### MATERIAL SHOWN
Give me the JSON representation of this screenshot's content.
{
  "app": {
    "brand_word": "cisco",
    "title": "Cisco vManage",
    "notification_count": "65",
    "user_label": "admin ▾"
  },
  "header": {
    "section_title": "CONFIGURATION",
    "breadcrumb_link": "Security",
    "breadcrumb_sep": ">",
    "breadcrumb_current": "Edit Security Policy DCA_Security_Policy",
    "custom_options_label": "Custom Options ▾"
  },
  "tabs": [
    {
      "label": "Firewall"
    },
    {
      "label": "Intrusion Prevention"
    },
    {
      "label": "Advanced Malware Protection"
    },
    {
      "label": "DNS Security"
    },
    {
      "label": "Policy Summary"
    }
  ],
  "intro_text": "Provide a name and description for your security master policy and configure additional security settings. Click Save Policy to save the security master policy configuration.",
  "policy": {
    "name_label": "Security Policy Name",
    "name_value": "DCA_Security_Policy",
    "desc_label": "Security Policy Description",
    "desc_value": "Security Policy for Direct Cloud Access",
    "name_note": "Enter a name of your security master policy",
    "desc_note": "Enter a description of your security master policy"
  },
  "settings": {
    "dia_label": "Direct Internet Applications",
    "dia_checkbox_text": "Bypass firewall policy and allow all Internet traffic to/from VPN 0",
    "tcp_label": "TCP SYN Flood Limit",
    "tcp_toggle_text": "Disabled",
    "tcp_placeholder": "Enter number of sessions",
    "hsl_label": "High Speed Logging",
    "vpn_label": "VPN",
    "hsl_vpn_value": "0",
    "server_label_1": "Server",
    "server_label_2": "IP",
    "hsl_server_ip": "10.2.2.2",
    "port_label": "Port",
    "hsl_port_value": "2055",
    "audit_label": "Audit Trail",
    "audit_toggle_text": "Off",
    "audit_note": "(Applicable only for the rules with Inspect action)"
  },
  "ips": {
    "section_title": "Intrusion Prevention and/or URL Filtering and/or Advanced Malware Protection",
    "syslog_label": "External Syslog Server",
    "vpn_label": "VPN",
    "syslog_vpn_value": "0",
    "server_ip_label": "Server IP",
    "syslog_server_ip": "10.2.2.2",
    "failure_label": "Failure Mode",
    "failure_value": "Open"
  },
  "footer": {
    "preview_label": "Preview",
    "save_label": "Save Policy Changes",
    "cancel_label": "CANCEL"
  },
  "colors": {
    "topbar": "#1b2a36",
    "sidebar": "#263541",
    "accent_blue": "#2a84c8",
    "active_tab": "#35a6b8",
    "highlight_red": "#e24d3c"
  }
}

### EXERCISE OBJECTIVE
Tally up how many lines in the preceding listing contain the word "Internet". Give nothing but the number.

### RESPONSE AREA
2